An international group of haematology scientists, including leading researchers in Oxford, have secured approval from the US Food and drug Administration (FDA) for a new leukaemia drug that has produced exciting results in clinical trials.
The development of Enasidenib has given hope to people with a form of acute myeloid leukaemia (AML), one of the most common and aggressive blood cancers in adults, which is incurable in most patients.
Up to 15% of adult AML patients have a mutation in the IDH2 gene that produces an abnormal IDH2 enzyme that produces a chemical not normally found in blood cells, called 2-hydroxyglutarate (2-HG). 2-HG stops the bone marrow from producing the mature blood cells that are required for life. Instead, immature leukaemia cells accumulate in the patient’s bone marrow and blood. AML patients need regular blood transfusions, and have very poor immune systems because the bone marrow fails to produce neutrophils and monocytes: cells that are essential for fighting life-threatening infections.
Until now, most treatments for AML have involved aggressive chemotherapy drugs, which work by killing AML cells. But these drugs have serious side-effects and are not suitable for the majority of AML patients.
A new drug, Enasidenib, targets the mutated IDH2 enzyme and suppresses production of 2-HG, and may now offer new hope for AML patients.

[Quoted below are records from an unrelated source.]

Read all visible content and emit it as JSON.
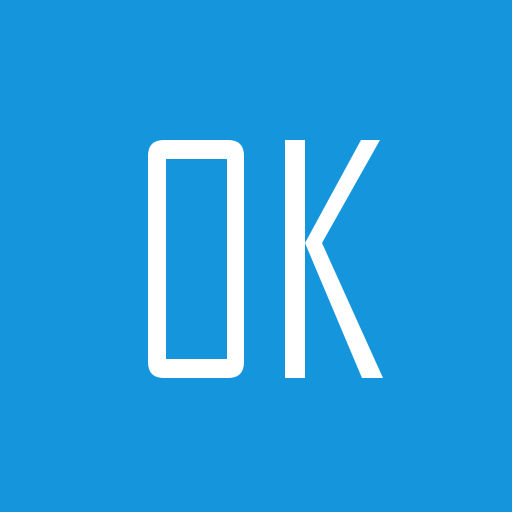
{
  "button": {
    "label": "OK",
    "background_color": "#1596dc",
    "text_color": "#ffffff"
  }
}
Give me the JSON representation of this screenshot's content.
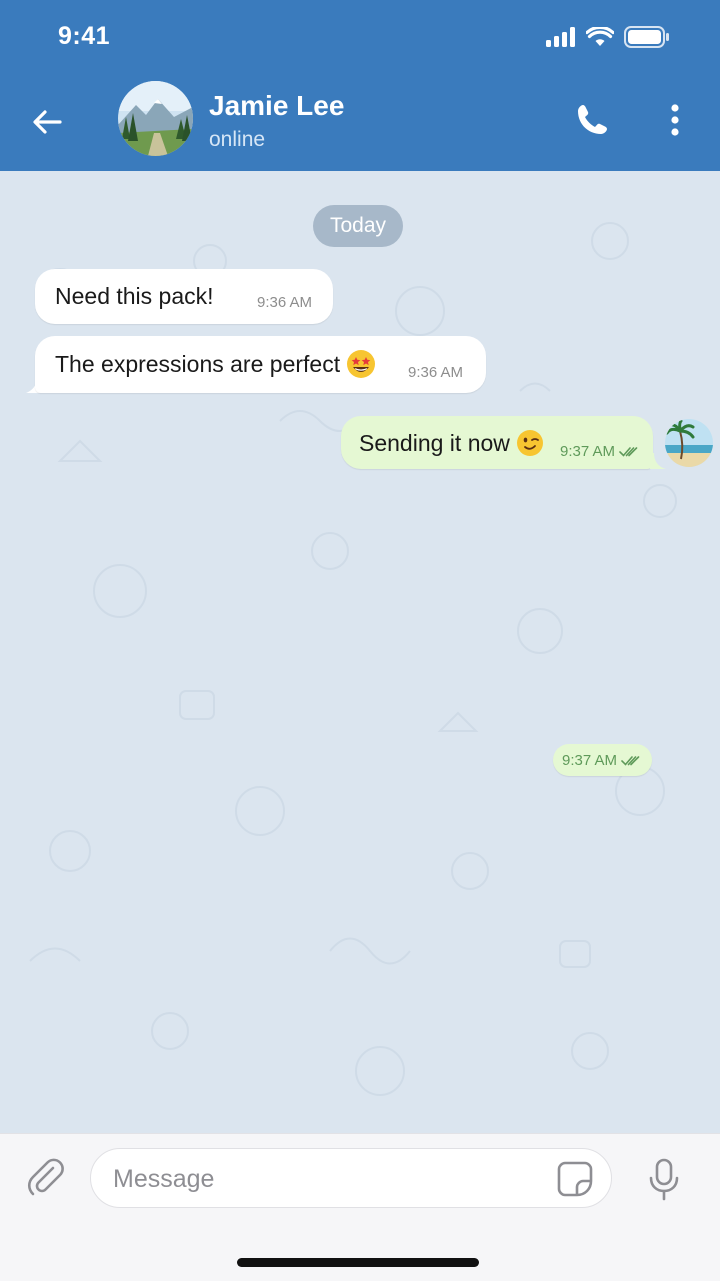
{
  "status_bar": {
    "time": "9:41"
  },
  "header": {
    "contact_name": "Jamie Lee",
    "contact_status": "online",
    "icons": [
      "back-arrow-icon",
      "phone-icon",
      "more-vertical-icon"
    ]
  },
  "chat": {
    "date_chip": "Today",
    "messages": [
      {
        "direction": "in",
        "text": "Need this pack!",
        "time": "9:36 AM"
      },
      {
        "direction": "in",
        "text": "The expressions are perfect",
        "emoji": "star-struck-emoji",
        "time": "9:36 AM"
      },
      {
        "direction": "out",
        "text": "Sending it now",
        "emoji": "winking-face-emoji",
        "time": "9:37 AM",
        "read": true
      },
      {
        "direction": "out",
        "text": "",
        "time": "9:37 AM",
        "read": true
      }
    ]
  },
  "composer": {
    "placeholder": "Message",
    "value": "",
    "icons": [
      "paperclip-icon",
      "sticker-icon",
      "microphone-icon"
    ]
  },
  "colors": {
    "header": "#3a7bbd",
    "chat_background": "#dbe5ef",
    "incoming_bubble": "#ffffff",
    "outgoing_bubble": "#e5f8d3",
    "read_checks": "#5f9a5a"
  }
}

The team of researchers, including clinician scientists in Oxford have published exciting results of the Phase 1 clinical trial of Enasidenib in the medical journal Blood.
The team includes Prof Paresh Vyas (left), the NIHR Oxford BRC’s Co-Theme Lead for Haematology and Stem Cells and Interim Theme Lead for Molecular Diagnostics; and Clinical Haematologist and clinician scientist, Dr Lynn Quek. Both Prof Vyas and Dr Quek are University of Oxford academics, and Oxford University Hospitals consultants who work in the Myeloid Service at the Churchill Hospital.
In the clinical trial, Enasidenib was effective in 40% of the 176 AML patients who have the IDH2 mutation, including 19% who achieve complete remission.
Patients – most of whom had few side-effects to the drug – had improved immune systems and required fewer – or no – blood transfusions.
Crucially, given that most patients in this trial had not responded to other types of treatment for AML, Enasidenib represents an important addition to the currently limited range of effective treatments for this disease.
Enasidenib works in a completely different way to conventional chemotherapy drugs: instead of killing leukaemia cells, it re-programmes them to mature into neutrophils and monocytes that can then function normally as part of a healthier immune system.
This promising clinical data, together with supporting scientific data that show how Enasidenib works in patients, secured FDA approval for Enasidenib earlier this month.
Enasidenib is not effective for all patients, but research findings suggest that this could be due to the presence of other gene mutations.
The Oxford team are leading an ongoing research programme to find out how resistance to Enasidenib can be overcome, and if Enasidenib can work more effectively in combination with other AML therapies.